8 It is possible that he or his informant was being ironic, in the manner of W.C. Fields. According to Harper’s Magazine, ‘The one thing unforgivable in Philadelphia is to be new, to be different from what has been’, quoted in R.F. Weighley et al.: Philadelphia: A 300-Year History, New York and London 1983, p.535, cited in https://en.wikipedia.org/ wiki/History_of_Philadelphia, accessed 12th November 2019.

9 Cited in J. Spalding and G. Thompson: ‘Who did it? Not Duchamp!’, The Jackdaw (hereafter Jackdaw 2015), 4th September 2015, www.thejackdaw.co.uk/ wp-content/uploads/2015/09/Duchamp­Fountain-II1.pdf, p.22.

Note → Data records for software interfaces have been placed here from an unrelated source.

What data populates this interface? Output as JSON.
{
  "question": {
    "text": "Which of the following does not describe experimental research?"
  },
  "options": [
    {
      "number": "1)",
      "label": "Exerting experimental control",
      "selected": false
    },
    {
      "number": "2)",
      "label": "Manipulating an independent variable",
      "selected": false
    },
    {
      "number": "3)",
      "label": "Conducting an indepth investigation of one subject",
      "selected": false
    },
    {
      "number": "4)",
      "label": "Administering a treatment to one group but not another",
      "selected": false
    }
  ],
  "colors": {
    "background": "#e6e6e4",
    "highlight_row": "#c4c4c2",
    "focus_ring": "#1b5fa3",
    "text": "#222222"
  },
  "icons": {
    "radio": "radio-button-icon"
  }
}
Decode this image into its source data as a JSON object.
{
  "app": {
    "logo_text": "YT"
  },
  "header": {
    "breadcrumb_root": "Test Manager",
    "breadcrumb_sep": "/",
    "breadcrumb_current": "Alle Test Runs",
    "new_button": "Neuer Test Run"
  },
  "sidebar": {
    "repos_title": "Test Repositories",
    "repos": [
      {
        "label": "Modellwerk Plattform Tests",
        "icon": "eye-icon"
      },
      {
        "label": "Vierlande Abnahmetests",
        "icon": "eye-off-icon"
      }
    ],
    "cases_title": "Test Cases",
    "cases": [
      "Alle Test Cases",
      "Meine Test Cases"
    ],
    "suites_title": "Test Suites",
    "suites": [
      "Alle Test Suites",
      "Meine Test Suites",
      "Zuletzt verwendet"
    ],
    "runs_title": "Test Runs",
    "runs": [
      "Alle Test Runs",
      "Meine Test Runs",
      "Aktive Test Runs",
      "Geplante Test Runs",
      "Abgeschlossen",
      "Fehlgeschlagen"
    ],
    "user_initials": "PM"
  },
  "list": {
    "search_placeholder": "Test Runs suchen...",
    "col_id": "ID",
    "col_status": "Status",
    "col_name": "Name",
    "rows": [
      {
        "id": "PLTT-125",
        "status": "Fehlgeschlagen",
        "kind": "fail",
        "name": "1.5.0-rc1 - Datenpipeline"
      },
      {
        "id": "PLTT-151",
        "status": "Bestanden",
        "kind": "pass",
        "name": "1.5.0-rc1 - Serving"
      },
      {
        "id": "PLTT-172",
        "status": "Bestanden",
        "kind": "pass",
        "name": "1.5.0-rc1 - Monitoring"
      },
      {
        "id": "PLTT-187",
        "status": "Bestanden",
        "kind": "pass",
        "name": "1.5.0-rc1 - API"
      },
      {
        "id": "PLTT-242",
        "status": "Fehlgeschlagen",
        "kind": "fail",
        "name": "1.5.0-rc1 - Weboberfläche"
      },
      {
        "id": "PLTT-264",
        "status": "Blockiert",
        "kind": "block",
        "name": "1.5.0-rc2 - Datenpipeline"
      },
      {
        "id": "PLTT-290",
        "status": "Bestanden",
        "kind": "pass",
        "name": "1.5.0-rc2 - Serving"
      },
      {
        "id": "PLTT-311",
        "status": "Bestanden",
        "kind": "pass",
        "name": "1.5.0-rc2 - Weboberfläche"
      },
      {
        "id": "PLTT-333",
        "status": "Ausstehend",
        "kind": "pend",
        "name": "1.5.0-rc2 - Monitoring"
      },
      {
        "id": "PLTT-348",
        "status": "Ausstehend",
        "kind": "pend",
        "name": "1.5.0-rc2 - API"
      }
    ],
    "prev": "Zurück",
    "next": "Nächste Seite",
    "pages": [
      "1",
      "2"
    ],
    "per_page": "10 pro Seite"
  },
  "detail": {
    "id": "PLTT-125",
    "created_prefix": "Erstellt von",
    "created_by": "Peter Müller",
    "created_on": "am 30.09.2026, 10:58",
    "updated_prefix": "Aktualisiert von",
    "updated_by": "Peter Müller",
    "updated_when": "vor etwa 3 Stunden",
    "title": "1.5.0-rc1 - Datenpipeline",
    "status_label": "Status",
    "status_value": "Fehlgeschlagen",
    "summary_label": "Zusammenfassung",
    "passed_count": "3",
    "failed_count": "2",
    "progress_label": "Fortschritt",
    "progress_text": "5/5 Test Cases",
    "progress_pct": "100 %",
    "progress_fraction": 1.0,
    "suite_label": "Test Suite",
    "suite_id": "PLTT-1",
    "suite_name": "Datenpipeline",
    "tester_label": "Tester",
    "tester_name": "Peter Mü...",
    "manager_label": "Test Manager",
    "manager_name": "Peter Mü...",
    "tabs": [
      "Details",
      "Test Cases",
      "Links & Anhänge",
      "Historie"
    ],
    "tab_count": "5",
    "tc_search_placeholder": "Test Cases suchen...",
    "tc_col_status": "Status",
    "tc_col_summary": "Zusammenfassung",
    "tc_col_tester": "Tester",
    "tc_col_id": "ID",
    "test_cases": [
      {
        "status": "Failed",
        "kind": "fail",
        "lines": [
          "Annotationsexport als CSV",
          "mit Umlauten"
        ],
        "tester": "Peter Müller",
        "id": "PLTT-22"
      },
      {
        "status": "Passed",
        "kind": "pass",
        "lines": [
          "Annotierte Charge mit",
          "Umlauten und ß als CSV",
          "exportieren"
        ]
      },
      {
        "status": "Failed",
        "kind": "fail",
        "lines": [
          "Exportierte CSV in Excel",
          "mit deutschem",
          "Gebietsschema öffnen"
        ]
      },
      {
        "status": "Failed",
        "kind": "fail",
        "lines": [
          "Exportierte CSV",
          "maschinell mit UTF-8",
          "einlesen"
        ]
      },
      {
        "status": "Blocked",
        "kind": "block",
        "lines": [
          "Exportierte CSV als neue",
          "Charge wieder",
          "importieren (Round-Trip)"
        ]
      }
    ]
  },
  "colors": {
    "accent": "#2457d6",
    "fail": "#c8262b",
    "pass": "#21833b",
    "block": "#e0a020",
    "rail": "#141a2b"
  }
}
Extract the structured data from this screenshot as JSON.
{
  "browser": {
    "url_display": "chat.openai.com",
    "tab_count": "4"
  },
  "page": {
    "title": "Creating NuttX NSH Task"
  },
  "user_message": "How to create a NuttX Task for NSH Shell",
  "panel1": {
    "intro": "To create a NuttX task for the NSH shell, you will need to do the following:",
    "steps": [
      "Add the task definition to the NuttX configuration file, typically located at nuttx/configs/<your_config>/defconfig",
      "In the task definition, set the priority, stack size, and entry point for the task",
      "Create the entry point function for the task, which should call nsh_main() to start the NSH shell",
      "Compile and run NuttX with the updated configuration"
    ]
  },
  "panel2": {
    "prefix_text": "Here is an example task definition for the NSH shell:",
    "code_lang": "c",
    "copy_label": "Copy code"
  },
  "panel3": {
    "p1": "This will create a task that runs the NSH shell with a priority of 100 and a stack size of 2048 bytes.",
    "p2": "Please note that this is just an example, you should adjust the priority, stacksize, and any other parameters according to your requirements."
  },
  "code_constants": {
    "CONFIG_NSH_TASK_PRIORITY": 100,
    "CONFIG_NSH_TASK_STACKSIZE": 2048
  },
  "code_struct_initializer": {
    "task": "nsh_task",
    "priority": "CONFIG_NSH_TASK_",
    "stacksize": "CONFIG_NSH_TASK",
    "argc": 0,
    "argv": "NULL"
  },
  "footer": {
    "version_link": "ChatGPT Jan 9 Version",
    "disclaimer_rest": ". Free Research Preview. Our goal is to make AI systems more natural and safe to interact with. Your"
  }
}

10 Gammel, op.cit. (note 6), p.446, note 53.

11 Jackdaw 2015, p.6.

12 He was eminently capable of this, as shown by his work Cheque Tzanck (1919; Israel Museum, Jerusalem).

13 Camfield, op.cit. (note 2), p.30, and Jackdaw 2015, p.6.

14 Jackdaw 2015, p.17.

15 Spalding and Thompson, op. cit. (note 1), an assertion repeated in Jackdaw 2015, p.11.

16 Jackdaw 2015, p.7, where Spalding and Thompson assume that it was Duchamp who told Stieglitz this story, which would in fact strengthen the case that this was what he told everyone not directly involved, including his sister, but this assumption is not proven.

17 Tomkins, op. cit. (note 2), p.181.

18 [editorial]: ‘How Duchamp stole the urinal’, Scottish Review of Books, 4th November 2014, available at https:// www.scottishreviewofbooks. org/2014/11/how-duchamp-stole-the­urinal/, accessed 12th November 2019. This is a longer version of Spalding and Thompson, op. cit. (note 1).

19 See Camfield, op. cit. (note 2), p.22.

20 Jackdaw 2015, p.11. Unless they have…, but will it be backed up by any evidence?

21 Ibid., p.27.

22 Spalding and Thompson, op. cit. (note 1). Elsewhere they devote many pages to interpretations of ‘Elsa’s’ urinal.

23 Jackdaw 2015, p.18.

24 Ibid., p.11.

25 In the following year she would be writing passionate love poems about Duchamp.

26 The attribution of Fountain to Duchamp seems first to have appeared in English in R. Motherwell: The Dada Painters and Poets, New York 1951; and then in R. Lebel: Marcel Duchamp, London 1959. Nobody challenged it. Only after all those involved had died did Gammel, Spalding and Thompson make their accusations.

27 This also confirms that the Baroness was not a member of the Arensberg salon, and indeed she is never mentioned as being present there by anyone who was. A statement by Beatrice Wood in Gammel (p.168) is ambiguous, and we await Irene Gammel’s clarification of it.

28 As exemplified in the admirable response by the long-suffering Jennifer Mundy, Head of Collection Research at the Tate, in her reply to Spalding and Thompson, Jackdaw 2015, p.17.